The proposals can significantly improve road safety through crash avoidance and in-vehicle technologies as well as vehicle design and infrastructure safety. The update to the General Safety and Pedestrian Protection Regulations sets minimum safety standards for all new vehicles placed on the EU market. New safety measures include an intervening Intelligent Speed Assistance, Automatic Emergency Braking, and better direct vision for large vehicles.
The Road Safety Infrastructure Management Directive will also be updated. The proposal by the Commission will look to expand the scope of the Directive from TEN-T funded roads only to now include all national roads as well with procedures taking into account the needs of vulnerable road users. Cycling and road safety campaigners have welcomed the package and encourage a swift adoption of the proposals.
Also relevant for cities is a new communication for tackling air quality which addresses air in cities and cleaning the transport emissions as a priority. The document cites EU Commission plans for ‘’preparation of non-binding guidance with recommendations and best practices that can support local administrators in addressing aspects concerning urban vehicle access restrictions’’, creating a link with Sustainable Urban Mobility Plans. Polis is working closely with its members and the European Commission on this topic and will follow-up on these plans.
Another element relevant for cities is the communication for automated mobility. This strategy lays the ground for future work that the EC will want to undertake especially in the areas of in-vehicle data provision and standardisation.
Finally, a proposal for regulating emission performance standards for new heavy-duty vehicles (HDV) has been published. This is a long awaited proposal that can only be seen as a positive step towards decarbonisation of the road freight industry. According to the EC, CO2 emissions from trucks, buses and coaches, account for about 6% of total EU emissions and 25% of EU's road transport CO2 emissions but they are currently not regulated at EU level. Environmental NGOs welcome the proposal but argue that the 2025 target of 15% reduction falls short of the ambition demanded by businesses and what’s needed to hit the EU’s own climate goals.

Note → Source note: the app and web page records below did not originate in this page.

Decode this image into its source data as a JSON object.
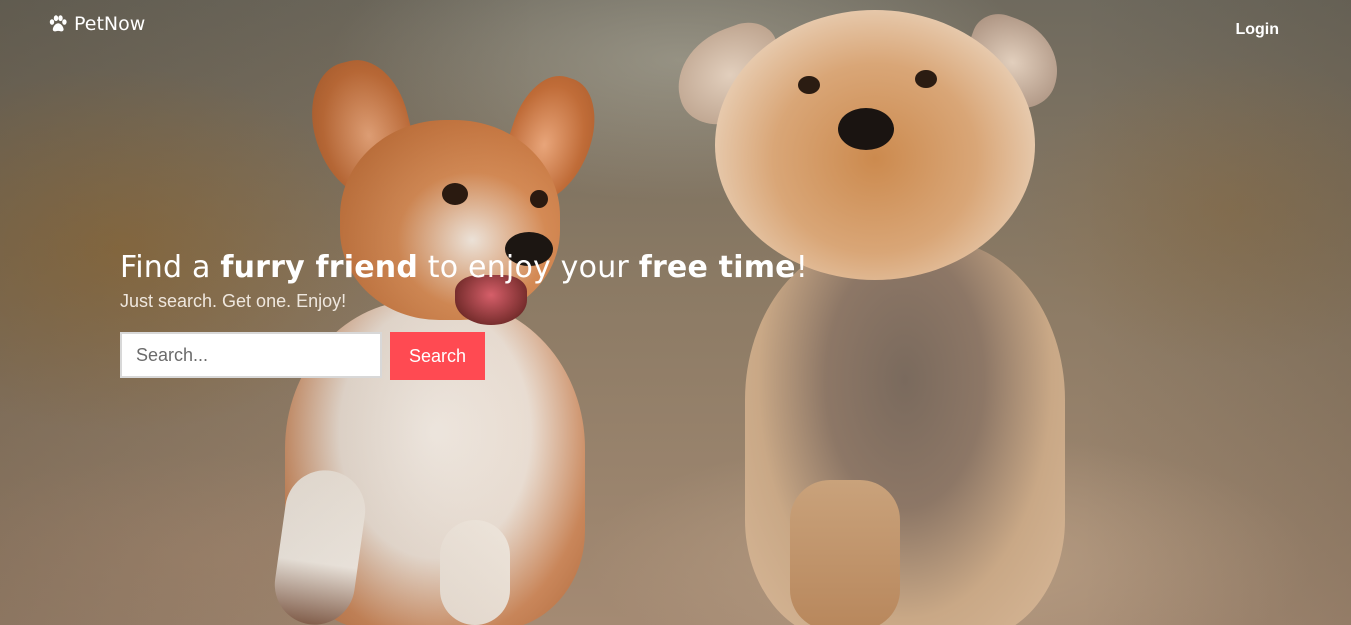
{
  "navbar": {
    "brand_icon": "paw-icon",
    "brand_name": "PetNow",
    "login_label": "Login"
  },
  "hero": {
    "headline": {
      "part1": "Find a ",
      "bold1": "furry friend",
      "part2": " to enjoy your ",
      "bold2": "free time",
      "part3": "!"
    },
    "tagline": "Just search. Get one. Enjoy!",
    "search": {
      "placeholder": "Search...",
      "value": "",
      "button_label": "Search"
    },
    "background_image": "two-dogs-running-photo"
  },
  "colors": {
    "accent": "#ff4a52",
    "text_on_hero": "#ffffff"
  }
}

Polis will study the different proposals and their relevance for the urban level to engage in a discussion with other European stakeholders and come up with a position on the topics that concern cities and regions.